Instructions to follow: All of the data below should come back exactly as written, minus its images.

** Records provided follows **

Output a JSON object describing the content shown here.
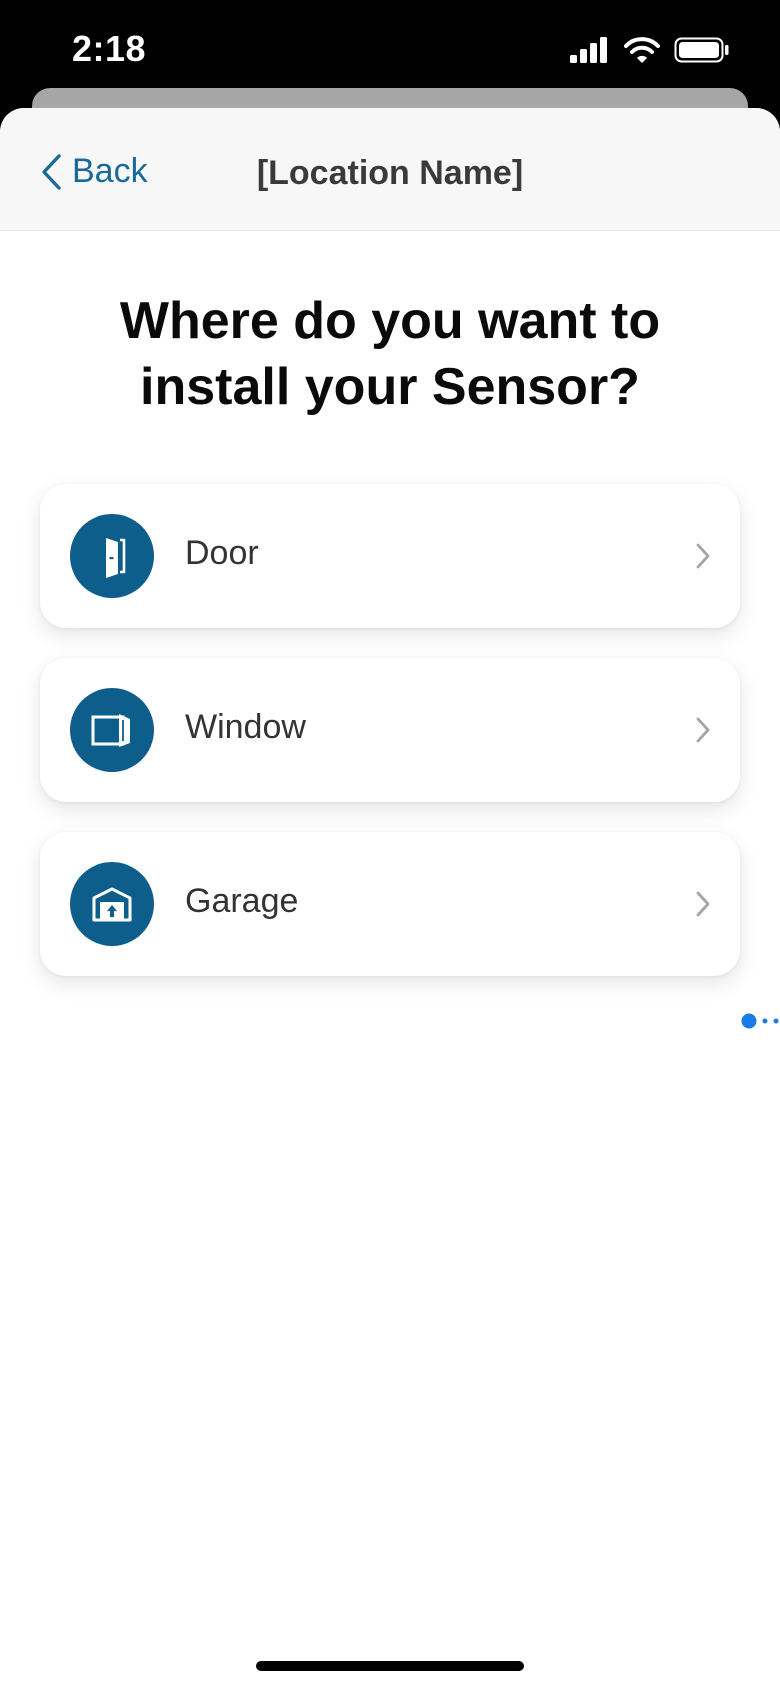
{
  "status_bar": {
    "time": "2:18"
  },
  "nav": {
    "back_label": "Back",
    "title": "[Location Name]"
  },
  "page": {
    "title": "Where do you want to install your Sensor?"
  },
  "options": [
    {
      "label": "Door",
      "icon": "door-icon"
    },
    {
      "label": "Window",
      "icon": "window-icon"
    },
    {
      "label": "Garage",
      "icon": "garage-icon"
    }
  ],
  "colors": {
    "accent": "#1a6a97",
    "icon_circle": "#0e5e8c",
    "drag_dot": "#1a7be6"
  }
}
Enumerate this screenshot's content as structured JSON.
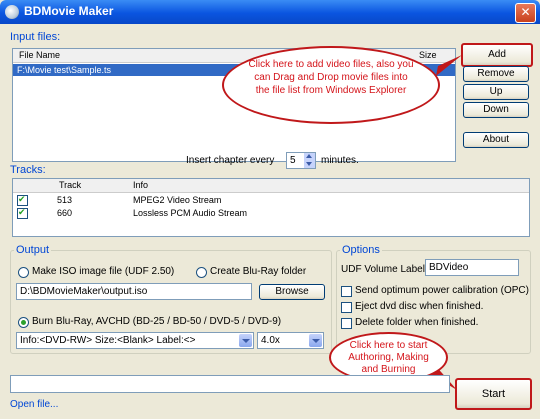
{
  "window": {
    "title": "BDMovie Maker",
    "close_glyph": "✕"
  },
  "input_files": {
    "group_label": "Input files:",
    "columns": [
      "File Name",
      "Size"
    ],
    "rows": [
      {
        "name": "F:\\Movie test\\Sample.ts",
        "size": ""
      }
    ]
  },
  "side_buttons": {
    "add": "Add",
    "remove": "Remove",
    "up": "Up",
    "down": "Down",
    "about": "About"
  },
  "callout_add": "Click here to add video files, also you can Drag and Drop movie files into the file list from Windows Explorer",
  "chapter": {
    "prefix": "Insert chapter every",
    "value": "5",
    "suffix": "minutes."
  },
  "tracks": {
    "group_label": "Tracks:",
    "columns": [
      "Track",
      "Info"
    ],
    "rows": [
      {
        "checked": true,
        "track": "513",
        "info": "MPEG2 Video Stream"
      },
      {
        "checked": true,
        "track": "660",
        "info": "Lossless PCM Audio Stream"
      }
    ]
  },
  "output": {
    "group_label": "Output",
    "iso_label": "Make ISO image file (UDF 2.50)",
    "bluray_folder_label": "Create Blu-Ray folder",
    "path": "D:\\BDMovieMaker\\output.iso",
    "browse": "Browse",
    "burn_label": "Burn Blu-Ray, AVCHD (BD-25 / BD-50 / DVD-5 / DVD-9)",
    "drive_info": "Info:<DVD-RW> Size:<Blank> Label:<>",
    "speed": "4.0x"
  },
  "options": {
    "group_label": "Options",
    "udf_label": "UDF Volume Label",
    "udf_value": "BDVideo",
    "checks": [
      {
        "label": "Send optimum power calibration (OPC)",
        "checked": false
      },
      {
        "label": "Eject dvd disc when finished.",
        "checked": false
      },
      {
        "label": "Delete folder when finished.",
        "checked": false
      }
    ]
  },
  "callout_start": "Click here to start Authoring, Making and Burning",
  "start": "Start",
  "open_file": "Open file...",
  "colors": {
    "accent": "#0046d5",
    "callout": "#d4141a",
    "title_bar": "#0a55e0"
  }
}
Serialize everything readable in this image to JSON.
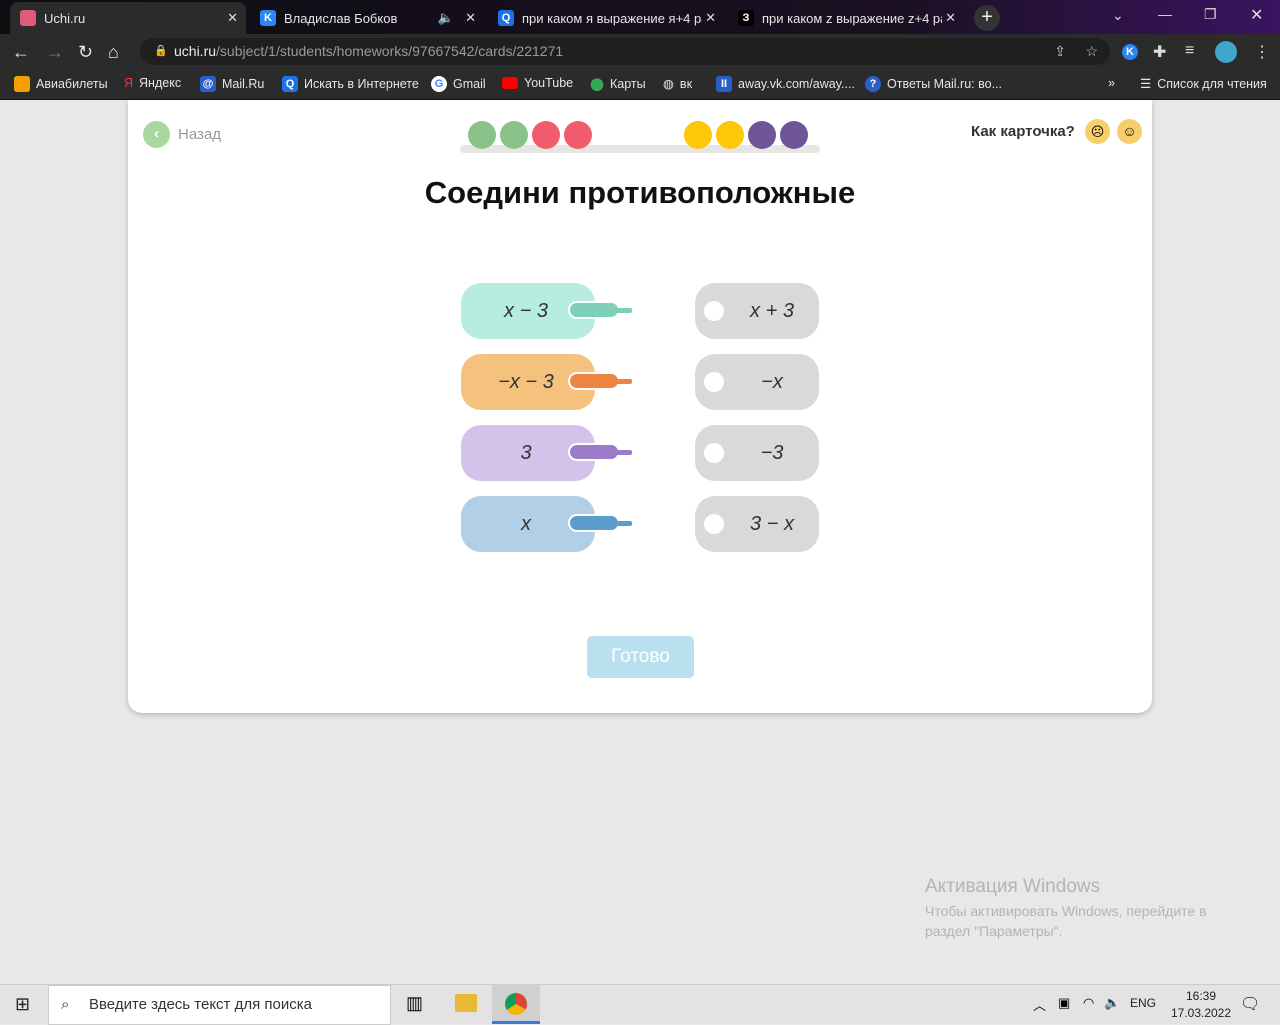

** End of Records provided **

The completed task:
Output a JSON object describing the content shown here.
{
  "status_bar": {
    "time": "2:18"
  },
  "nav": {
    "back_label": "Back",
    "title": "[Location Name]"
  },
  "page": {
    "title": "Where do you want to install your Sensor?"
  },
  "options": [
    {
      "label": "Door",
      "icon": "door-icon"
    },
    {
      "label": "Window",
      "icon": "window-icon"
    },
    {
      "label": "Garage",
      "icon": "garage-icon"
    }
  ],
  "colors": {
    "accent": "#1a6a97",
    "icon_circle": "#0e5e8c",
    "drag_dot": "#1a7be6"
  }
}
Enumerate this screenshot's content as structured JSON.
{
  "window": {
    "title": "BDMovie Maker",
    "close_glyph": "✕"
  },
  "input_files": {
    "group_label": "Input files:",
    "columns": [
      "File Name",
      "Size"
    ],
    "rows": [
      {
        "name": "F:\\Movie test\\Sample.ts",
        "size": ""
      }
    ]
  },
  "side_buttons": {
    "add": "Add",
    "remove": "Remove",
    "up": "Up",
    "down": "Down",
    "about": "About"
  },
  "callout_add": "Click here to add video files, also you can Drag and Drop movie files into the file list from Windows Explorer",
  "chapter": {
    "prefix": "Insert chapter every",
    "value": "5",
    "suffix": "minutes."
  },
  "tracks": {
    "group_label": "Tracks:",
    "columns": [
      "Track",
      "Info"
    ],
    "rows": [
      {
        "checked": true,
        "track": "513",
        "info": "MPEG2 Video Stream"
      },
      {
        "checked": true,
        "track": "660",
        "info": "Lossless PCM Audio Stream"
      }
    ]
  },
  "output": {
    "group_label": "Output",
    "iso_label": "Make ISO image file (UDF 2.50)",
    "bluray_folder_label": "Create Blu-Ray folder",
    "path": "D:\\BDMovieMaker\\output.iso",
    "browse": "Browse",
    "burn_label": "Burn Blu-Ray, AVCHD (BD-25 / BD-50 / DVD-5 / DVD-9)",
    "drive_info": "Info:<DVD-RW> Size:<Blank> Label:<>",
    "speed": "4.0x"
  },
  "options": {
    "group_label": "Options",
    "udf_label": "UDF Volume Label",
    "udf_value": "BDVideo",
    "checks": [
      {
        "label": "Send optimum power calibration (OPC)",
        "checked": false
      },
      {
        "label": "Eject dvd disc when finished.",
        "checked": false
      },
      {
        "label": "Delete folder when finished.",
        "checked": false
      }
    ]
  },
  "callout_start": "Click here to start Authoring, Making and Burning",
  "start": "Start",
  "open_file": "Open file...",
  "colors": {
    "accent": "#0046d5",
    "callout": "#d4141a",
    "title_bar": "#0a55e0"
  }
}
Serialize everything readable in this image to JSON.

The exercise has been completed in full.